How to Become an Animal Control Worker
Although formal education may not be necessary to become an animal control professional, some employers may require some formal qualifications and the equivalent of a high school degree. Most states are subject to laws which specify what type of certification or training may be needed. Training can be obtained through various institutions like community colleges, local agencies and even national associations. One such organization is the National Animal Care and Control Association (NACA). Their training institute offers three certifications that you can apply for; you must be 18 years or older with no previous experience to enroll. You have your choice of taking the course either in-person or via internet – however you must meet eligibility requirements beforehand.
Understanding the fundamentals of animal identification, transport handling and protection can be extremely helpful in the field of animal handling. A higher education at college level might include certification or associate degrees that focus on animal management and care as well as pet behavior and veterinary science – even police officer training!
No matter which path you take, proper training is necessary due to the nature of the work and potential risk to yourself or your pet. Therefore, it’s essential that you maintain calm in difficult situations and be able to think clearly. Good communication skills will also come in handy when dealing with those searching for missing pets or those injured by animals. Furthermore, make sure you are familiar with local laws regarding animal welfare and control in your state.
Job Description of an Animal Control Worker
Animal control workers perform a variety of tasks each day, not knowing which kind of reptile or animal they will be working with. They offer assistance to pet owners who might be losing their pets, investigate allegations of abuse against animals and assist with abandoned pets. If it appears that an animal may have been mistreated or abused, they can investigate the circumstances, gather evidence and speak to witnesses to the cruelty. If necessary, they’ll obtain the animal, document their findings in reports, and may even attend court proceedings to present evidence in court proceedings.
Animal control personnel may be needed to provide care for animals. Once placed under their care, they provide food and water while making sure the environment remains secure. Furthermore, they have the authority to request veterinary assistance for those animals in need of medical attention. Animal control officers regularly educate the public on pet laws and require licensing in order to guarantee city or community adherence. Furthermore, they take animals in various ways in order to transport them to an animal sanctuary. Shelters typically perform medical examinations and treat animals when deemed suitable for adoption, with the hope of finding them a loving home. Unfortunately, animals that pose risks to others or have been injured or sick might need to be euthanized.
Animal Control Worker Career Video Transcript
Dogcatchers in villages often get a bad rap, but in reality animal control workers are more like social workers than villains.
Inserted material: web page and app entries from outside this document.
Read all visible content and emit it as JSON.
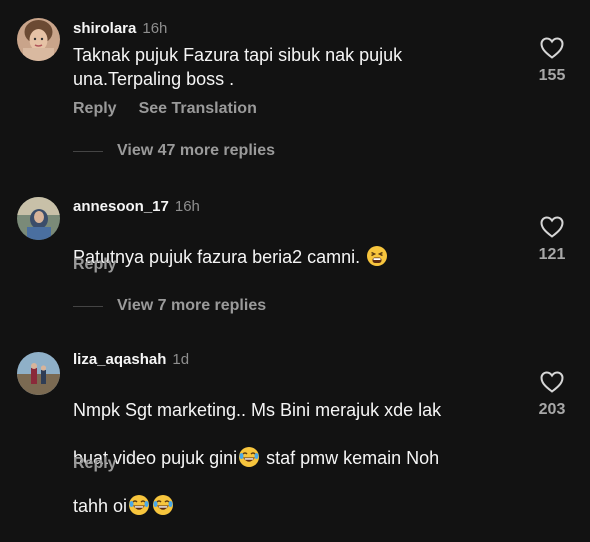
{
  "comments": [
    {
      "username": "shirolara",
      "time": "16h",
      "text": "Taknak pujuk Fazura tapi sibuk nak pujuk\nuna.Terpaling boss .",
      "actions": {
        "reply": "Reply",
        "translate": "See Translation"
      },
      "likes": "155",
      "view_more": "View 47 more replies"
    },
    {
      "username": "annesoon_17",
      "time": "16h",
      "text_parts": [
        "Patutnya pujuk fazura beria2 camni. "
      ],
      "emojis": [
        "tired-face-emoji"
      ],
      "actions": {
        "reply": "Reply"
      },
      "likes": "121",
      "view_more": "View 7 more replies"
    },
    {
      "username": "liza_aqashah",
      "time": "1d",
      "text_parts": [
        "Nmpk Sgt marketing.. Ms Bini merajuk xde lak",
        "buat video pujuk gini",
        " staf pmw kemain Noh",
        "tahh oi"
      ],
      "emojis": [
        "laughing-tears-emoji"
      ],
      "actions": {
        "reply": "Reply"
      },
      "likes": "203"
    }
  ],
  "colors": {
    "background": "#121212",
    "text": "#f5f5f5",
    "muted": "#8e8e8e"
  },
  "icons": [
    "heart-outline-icon"
  ]
}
A passion for animals can be an excellent starting point, but to become an effective animal control professional you’ll need the right skills and discipline. In addition to caring for and transporting the animals they take care of those who have been neglected, unlicensed or maltreated; some might even need euthanization due to severe injury or those whose owners cannot be reached. Their duties also encompass making arrangements for medical care as well as pet adoption too!
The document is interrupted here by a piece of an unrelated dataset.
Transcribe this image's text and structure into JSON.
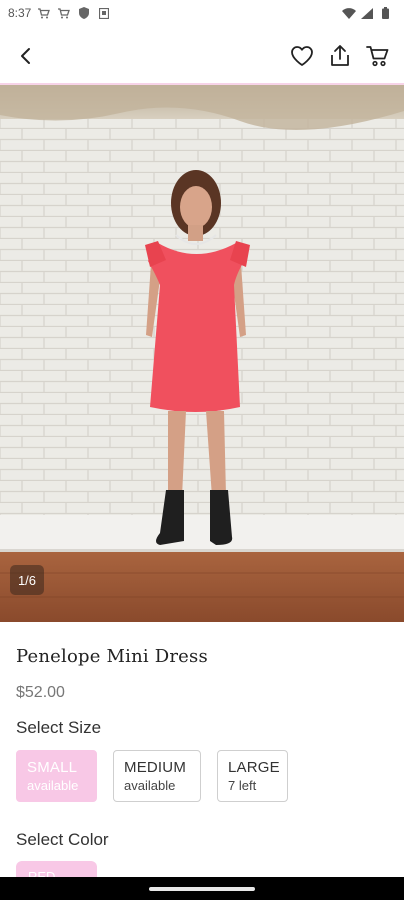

As an animal control professional, you must demonstrate an unwavering dedication to both animal and human welfare as well as exude great courtesy and confidence. Animal control employees may be employed by your local police department, an independent agency, or even a private company. They investigate reports of cruelty to animals and complaints about attacks by other animals on humans. They must speak to those responsible, collect evidence and then write reports. Typically, they’re called in the evenings, on weekends and holidays. Employers usually prefer applicants with a high school education. Training for animal control personnel typically occurs on the job, though some career schools and police Academies provide related courses. The most rewarding reward for those working in animal control is knowing they are doing something to protect those creatures who are vulnerable within our midst.